The U.S. Bureau of Labor Statistics recently released a report that announced that 840 truckers died in 2017. This is a record high that was up from 786 in 2016 and an overall 25 percent increase in the number of fatalities since 2011. This breaks down to an average of 26.8 deaths per 10,000 truckers, which is marked higher than the national average of 3.5 per 10,000 workers across all professions.
In a collision between a car and a semi-truck, the driver of the car is often seriously injured or killed. Bicyclists hit by 60-foot-long, 80,000 pound semi-trucks have an exceedingly small chance of survival, even while wearing a helmet. Yet a teenager cyclist in suburban St. Paul, Minnesota, survived.
Every driver fears being involved in a trucking accident. Trucks are large and heavy, making them disproportionately likely to cause serious injuries when involved in a crash. Not to mention the expensive property damage that comes from having your car damaged by a truck. But what about injuries and damage that can come from bees?
Self-driving cars are more prevalent than ever. And with several auto manufacturers developing autonomous vehicles and public interest at an all-time high, self-driving cars may soon be on even more roadways.
Let's say that a large commercial truck sideswipes your vehicle while trying to pass you. You and the truck driver pull over to the shoulder. Frightened and stunned, you stammer out an apology to the truck driver while the two of you exchange information.
According to the Federal Motor Carrier Safety Administration, the frequency of trucking accidents has been rising since 2009 and will likely continue to increase. This alarming statistic means that motorists could be at increased risk of being injured in a trucking accident. Because of the enormous size and weight of commercial trucks, even a minor accident with a passenger car or motorcycle can cause serious physical injury. Here, we'll discuss some of the most common injuries caused by trucking accidents.
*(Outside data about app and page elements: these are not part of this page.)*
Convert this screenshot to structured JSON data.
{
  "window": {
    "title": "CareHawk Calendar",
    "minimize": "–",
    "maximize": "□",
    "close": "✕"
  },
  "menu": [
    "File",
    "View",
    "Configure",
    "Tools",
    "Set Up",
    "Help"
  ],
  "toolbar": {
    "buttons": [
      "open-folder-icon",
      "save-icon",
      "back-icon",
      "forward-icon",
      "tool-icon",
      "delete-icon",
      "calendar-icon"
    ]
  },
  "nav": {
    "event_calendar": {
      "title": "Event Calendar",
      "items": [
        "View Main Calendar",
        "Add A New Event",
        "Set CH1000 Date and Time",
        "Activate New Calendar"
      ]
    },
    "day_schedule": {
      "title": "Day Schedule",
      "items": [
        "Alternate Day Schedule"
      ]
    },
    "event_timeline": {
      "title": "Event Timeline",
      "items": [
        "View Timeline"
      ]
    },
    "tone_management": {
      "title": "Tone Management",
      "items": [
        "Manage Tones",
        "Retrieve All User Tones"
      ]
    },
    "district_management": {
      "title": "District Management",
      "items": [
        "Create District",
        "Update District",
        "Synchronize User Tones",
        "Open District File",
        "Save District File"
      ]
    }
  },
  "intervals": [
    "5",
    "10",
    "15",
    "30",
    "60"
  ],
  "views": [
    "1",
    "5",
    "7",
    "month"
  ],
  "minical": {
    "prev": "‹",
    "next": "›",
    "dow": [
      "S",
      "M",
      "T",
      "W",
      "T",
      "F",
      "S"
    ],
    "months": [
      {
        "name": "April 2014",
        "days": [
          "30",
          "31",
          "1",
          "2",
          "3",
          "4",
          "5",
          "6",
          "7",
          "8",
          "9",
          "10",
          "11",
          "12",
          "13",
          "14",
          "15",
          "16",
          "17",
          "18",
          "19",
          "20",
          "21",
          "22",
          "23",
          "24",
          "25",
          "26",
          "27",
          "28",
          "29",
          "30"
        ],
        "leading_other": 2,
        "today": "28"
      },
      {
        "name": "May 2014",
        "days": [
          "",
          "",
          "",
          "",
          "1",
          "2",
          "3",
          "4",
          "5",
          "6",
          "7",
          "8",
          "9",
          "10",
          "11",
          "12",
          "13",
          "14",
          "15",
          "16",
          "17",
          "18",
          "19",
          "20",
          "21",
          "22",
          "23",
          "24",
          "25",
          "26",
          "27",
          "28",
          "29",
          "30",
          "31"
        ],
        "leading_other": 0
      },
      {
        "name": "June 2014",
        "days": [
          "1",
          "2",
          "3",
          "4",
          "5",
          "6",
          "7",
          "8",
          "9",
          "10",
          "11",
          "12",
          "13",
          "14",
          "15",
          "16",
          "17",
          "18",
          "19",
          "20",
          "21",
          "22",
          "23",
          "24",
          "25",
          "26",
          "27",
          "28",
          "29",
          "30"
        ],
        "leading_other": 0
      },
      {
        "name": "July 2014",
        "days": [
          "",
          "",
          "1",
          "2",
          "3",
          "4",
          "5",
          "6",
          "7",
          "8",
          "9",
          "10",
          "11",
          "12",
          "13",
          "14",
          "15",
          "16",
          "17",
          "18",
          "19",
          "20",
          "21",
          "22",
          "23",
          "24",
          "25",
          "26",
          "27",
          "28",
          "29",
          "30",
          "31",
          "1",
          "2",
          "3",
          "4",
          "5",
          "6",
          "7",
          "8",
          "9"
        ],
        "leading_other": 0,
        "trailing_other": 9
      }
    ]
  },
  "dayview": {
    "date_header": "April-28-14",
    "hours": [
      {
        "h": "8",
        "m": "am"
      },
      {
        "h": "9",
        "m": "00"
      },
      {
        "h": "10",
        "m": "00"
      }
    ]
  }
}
Federal safety regulations are supposed to prohibit sleep-deprived truck drivers from getting behind the wheel, but many trucking companies still push their drivers to work with little to no sleep. When truckers try to complete their shifts without enough rest, the results can be dangerous. Property damage, injuries or even fatalities could result from fatigued truck drivers who cause accidents.
Truck accidents may not be as frequent as car accidents, but they can be just as serious-sometimes even more so. Still, not many people know about the dangers that trucks can pose to other motorists. Here are five facts about truck accidents that you may not know.
Commercial trucks and buses have been chronic dangers on our nation's roads. Commercial carriers and motor coach companies have often been found to cut corners on safety, sometimes leading to tragic results. They may delay required maintenance, cut back on training, employ dangerous drivers and even encourage certain rules violations -- all in the name of improving the bottom line.
Last week, the U.S. House of Representatives unanimously approved a bill meant to make it easier for self-driving cars to get on the road -- and to block states from restricting them. The bill is now before the Senate Commerce Committee, and the trucking industry has urged lawmakers to include autonomous commercial trucks in the legislation.